What to work on — When the string "JSON" is part of a line below, that line should be copied.

(Interface dataset entries)

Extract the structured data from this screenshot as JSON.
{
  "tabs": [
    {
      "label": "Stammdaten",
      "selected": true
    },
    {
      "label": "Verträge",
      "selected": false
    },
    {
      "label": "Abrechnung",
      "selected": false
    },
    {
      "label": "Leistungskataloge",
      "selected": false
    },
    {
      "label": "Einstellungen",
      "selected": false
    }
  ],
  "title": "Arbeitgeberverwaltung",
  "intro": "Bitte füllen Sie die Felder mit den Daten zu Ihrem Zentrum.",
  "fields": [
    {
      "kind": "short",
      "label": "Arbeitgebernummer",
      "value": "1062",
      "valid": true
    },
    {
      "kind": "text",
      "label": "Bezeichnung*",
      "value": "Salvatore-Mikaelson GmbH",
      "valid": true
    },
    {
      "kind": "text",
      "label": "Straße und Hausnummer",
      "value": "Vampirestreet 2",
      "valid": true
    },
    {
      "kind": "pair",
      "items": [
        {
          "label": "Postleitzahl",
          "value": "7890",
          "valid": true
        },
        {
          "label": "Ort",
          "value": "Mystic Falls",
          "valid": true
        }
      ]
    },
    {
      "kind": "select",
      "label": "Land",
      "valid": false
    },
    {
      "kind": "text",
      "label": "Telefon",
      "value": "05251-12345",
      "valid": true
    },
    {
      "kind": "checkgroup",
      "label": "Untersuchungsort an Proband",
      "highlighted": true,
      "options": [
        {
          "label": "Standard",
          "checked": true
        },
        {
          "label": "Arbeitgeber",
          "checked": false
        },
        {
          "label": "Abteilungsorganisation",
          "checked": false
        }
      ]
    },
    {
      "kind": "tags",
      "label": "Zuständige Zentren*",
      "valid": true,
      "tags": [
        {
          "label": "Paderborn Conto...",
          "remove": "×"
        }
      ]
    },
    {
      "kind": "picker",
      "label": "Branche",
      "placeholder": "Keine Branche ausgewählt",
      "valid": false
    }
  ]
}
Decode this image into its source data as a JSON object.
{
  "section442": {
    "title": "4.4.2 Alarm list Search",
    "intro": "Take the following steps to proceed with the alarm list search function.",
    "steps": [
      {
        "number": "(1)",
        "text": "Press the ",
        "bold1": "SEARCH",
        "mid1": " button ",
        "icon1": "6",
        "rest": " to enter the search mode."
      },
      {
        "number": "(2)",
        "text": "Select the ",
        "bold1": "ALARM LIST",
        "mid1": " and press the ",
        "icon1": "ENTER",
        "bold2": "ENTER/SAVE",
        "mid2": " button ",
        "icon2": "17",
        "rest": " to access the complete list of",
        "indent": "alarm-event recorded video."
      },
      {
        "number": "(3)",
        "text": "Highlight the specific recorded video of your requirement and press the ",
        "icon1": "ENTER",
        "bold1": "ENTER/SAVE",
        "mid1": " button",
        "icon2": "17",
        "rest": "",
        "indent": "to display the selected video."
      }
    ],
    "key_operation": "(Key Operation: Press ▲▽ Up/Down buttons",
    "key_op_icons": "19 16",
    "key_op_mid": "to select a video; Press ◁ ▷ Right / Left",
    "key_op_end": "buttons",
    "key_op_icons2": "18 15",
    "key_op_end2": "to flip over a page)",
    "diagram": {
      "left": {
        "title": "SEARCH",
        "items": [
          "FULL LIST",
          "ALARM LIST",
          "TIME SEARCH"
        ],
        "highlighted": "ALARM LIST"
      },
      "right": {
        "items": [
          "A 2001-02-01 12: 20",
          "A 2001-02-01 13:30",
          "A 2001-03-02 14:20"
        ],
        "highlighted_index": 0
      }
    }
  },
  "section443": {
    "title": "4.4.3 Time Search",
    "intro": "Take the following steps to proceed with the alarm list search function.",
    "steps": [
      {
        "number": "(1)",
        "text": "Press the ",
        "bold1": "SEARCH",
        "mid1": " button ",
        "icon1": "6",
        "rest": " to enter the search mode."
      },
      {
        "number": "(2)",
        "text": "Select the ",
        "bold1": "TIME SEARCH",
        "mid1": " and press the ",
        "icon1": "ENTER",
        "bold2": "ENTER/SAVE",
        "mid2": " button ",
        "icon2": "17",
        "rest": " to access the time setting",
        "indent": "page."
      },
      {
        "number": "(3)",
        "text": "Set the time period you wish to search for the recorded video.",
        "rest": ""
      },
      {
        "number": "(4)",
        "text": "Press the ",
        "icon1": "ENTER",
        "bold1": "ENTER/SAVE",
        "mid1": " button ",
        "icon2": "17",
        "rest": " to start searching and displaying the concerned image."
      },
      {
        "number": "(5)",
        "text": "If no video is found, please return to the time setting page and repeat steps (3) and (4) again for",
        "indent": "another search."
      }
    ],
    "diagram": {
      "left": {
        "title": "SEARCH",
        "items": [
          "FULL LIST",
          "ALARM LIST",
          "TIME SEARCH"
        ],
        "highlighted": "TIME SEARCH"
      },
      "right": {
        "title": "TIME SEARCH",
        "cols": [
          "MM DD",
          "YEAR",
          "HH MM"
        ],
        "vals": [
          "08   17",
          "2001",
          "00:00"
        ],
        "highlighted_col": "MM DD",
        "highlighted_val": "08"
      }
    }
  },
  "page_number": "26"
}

Exercise answer —
Extract the structured data from this screenshot as JSON.
Decode this image into its source data as a JSON object.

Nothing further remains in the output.